Early treatment and management of diabetes are essential for improving patients’ health and overall quality of life. Although healthcare providers do all that they can to ensure patients are set up for success with their disease management, factors out of their control can often impact a patient’s ability to properly manage their condition in a desired time-frame. With telehealth however, providers can overcome barriers to early disease management and deliver patients the required resources and assistance needed to successfully begin managing their illness.
To give an example of how telehealth can be used to improve this process, we’ll consider a patient who has just been diagnosed with type 2 diabetes. Traditionally, shortly after diagnosis this patient would be informed that they will be contacted by a designated CDE who will provide educational resources and help guide them through disease management. During this time, a patient may be unsure of the steps they should be taking, and lifestyle changes they should be making to improve their health.
With telehealth however, providers can immediately supply their patients with a number of useful educational resources through the use of virtual care pathways specific to their condition. This allows patients to start making necessary adjustments in their life as soon as possible, and can help them gain a better understanding of their responsibilities as a patient prior to connecting with their designated CDE. Through these pathways, patients can also reach out to a partner through the platform should they have any questions or concerns about how they should be managing their condition.
Risks Associated With Delayed Diabetes Treatment and Management
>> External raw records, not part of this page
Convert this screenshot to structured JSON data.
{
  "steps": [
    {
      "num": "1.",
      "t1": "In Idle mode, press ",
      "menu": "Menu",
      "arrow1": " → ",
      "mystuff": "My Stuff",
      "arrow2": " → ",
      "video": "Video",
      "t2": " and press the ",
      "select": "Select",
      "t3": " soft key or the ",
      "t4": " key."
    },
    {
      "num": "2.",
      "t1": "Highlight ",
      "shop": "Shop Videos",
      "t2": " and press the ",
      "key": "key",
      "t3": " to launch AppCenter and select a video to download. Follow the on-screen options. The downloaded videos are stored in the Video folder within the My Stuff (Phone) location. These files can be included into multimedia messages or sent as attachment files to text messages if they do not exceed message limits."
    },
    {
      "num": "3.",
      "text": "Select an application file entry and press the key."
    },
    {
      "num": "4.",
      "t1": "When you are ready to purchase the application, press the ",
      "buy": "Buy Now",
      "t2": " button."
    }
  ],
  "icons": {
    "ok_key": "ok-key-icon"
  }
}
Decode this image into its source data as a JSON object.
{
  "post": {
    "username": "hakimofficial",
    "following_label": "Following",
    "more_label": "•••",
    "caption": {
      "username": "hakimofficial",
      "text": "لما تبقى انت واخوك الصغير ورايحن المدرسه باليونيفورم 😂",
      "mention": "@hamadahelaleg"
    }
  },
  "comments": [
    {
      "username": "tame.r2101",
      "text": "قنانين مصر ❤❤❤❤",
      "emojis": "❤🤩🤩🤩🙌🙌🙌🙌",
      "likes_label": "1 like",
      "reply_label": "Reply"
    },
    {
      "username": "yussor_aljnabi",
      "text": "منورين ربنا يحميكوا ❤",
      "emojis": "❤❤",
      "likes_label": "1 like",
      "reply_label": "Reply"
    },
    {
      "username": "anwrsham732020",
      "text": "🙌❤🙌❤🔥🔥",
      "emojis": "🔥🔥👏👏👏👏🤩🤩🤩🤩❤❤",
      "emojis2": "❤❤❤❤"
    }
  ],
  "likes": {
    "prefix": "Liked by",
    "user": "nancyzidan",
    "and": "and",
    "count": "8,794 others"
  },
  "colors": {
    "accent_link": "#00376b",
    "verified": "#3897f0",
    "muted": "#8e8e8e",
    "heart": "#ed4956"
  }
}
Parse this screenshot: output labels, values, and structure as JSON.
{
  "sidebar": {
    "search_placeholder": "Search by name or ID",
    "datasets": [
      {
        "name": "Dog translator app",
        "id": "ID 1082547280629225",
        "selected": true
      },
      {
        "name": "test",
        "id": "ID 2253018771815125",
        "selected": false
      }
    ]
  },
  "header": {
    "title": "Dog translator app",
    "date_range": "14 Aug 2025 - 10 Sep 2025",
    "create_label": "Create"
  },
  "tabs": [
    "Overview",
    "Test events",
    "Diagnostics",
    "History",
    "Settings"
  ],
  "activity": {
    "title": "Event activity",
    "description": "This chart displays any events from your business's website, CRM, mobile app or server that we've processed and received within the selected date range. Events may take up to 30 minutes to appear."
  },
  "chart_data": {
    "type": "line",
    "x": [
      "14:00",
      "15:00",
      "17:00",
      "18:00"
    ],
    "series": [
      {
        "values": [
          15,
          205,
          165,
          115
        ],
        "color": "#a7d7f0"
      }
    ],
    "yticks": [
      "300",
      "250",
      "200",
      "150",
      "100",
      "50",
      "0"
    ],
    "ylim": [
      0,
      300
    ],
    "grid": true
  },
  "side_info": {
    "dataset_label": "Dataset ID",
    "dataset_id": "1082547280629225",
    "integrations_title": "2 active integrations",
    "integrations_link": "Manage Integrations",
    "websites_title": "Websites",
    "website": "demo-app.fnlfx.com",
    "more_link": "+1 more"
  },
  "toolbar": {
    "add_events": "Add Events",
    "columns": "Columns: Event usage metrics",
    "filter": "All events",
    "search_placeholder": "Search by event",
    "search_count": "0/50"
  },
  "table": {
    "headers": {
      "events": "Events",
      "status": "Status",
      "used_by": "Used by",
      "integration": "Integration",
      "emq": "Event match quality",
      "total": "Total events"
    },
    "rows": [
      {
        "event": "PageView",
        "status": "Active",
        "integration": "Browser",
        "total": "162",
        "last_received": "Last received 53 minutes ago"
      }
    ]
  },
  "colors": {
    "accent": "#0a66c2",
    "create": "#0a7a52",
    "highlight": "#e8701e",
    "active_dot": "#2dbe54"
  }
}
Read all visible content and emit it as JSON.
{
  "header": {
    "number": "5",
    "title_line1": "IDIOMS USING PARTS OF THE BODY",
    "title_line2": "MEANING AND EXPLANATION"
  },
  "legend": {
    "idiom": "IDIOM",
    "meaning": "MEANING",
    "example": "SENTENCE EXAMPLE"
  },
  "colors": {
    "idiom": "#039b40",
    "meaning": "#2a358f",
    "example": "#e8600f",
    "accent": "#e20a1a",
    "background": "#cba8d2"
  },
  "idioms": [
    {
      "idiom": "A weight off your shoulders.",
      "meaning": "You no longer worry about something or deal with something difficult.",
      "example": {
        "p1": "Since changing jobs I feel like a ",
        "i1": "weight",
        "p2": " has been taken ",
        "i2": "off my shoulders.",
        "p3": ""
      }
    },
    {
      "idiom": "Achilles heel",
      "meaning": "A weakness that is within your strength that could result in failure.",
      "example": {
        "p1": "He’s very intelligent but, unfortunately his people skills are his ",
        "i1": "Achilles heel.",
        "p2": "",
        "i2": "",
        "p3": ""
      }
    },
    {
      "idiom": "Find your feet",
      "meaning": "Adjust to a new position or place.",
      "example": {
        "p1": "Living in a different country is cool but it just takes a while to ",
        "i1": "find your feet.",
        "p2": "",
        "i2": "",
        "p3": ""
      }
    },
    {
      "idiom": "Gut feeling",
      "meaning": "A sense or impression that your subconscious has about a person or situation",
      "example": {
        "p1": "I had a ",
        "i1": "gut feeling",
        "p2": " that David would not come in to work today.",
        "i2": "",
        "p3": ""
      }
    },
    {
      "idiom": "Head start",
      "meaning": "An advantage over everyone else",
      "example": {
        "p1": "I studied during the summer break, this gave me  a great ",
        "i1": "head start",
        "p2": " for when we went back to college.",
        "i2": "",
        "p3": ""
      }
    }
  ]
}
If left unmanaged, diabetes symptoms can progress quickly and cause severe harm to patients. In the early stages of diabetes, it is especially important that the correct measures are taken to keep a patient’s condition under control as this period sets the foundation for the years to come. In fact, research shows that during the first year after diagnosis, patients can reduce the risk of developing complications such as kidney disease, eye disease, stroke, heart failure, and poor circulation with proper treatment and management. If left untreated or not properly managed in this time-frame, patients risk developing any number of these complications later on in life.
Given the health benefits of early disease management for diabetes, it is essential that patients have the opportunity to educate themselves on the measures they should be taking to control their illness. By utilizing telehealth solutions, such as Aetonix’s Diabetes Care Pathway, healthcare professionals can provide their patients with the tools and resources needed to be proactive with their diabetes management. This can be especially helpful for patients when there is a high demand for CDE’s and wait times can be several months.
Continuing To Improve Early Care For Patients With Diabetes Through Telehealth
As with any chronic health condition, effectively managing diabetes in the early stages can make a world of difference in patients overall health and well-being. While there are many useful programs and resources available for patients living with diabetes, such as assistance and guidance from certified diabetes educators, there is always room for improvements in the ways patients receive care in the early stages of their illness. By utilizing telehealth solutions that are dedicated to early management of diabetes, healthcare providers can continue to enhance the ways patients manage their conditions and reduce the risks of delayed care.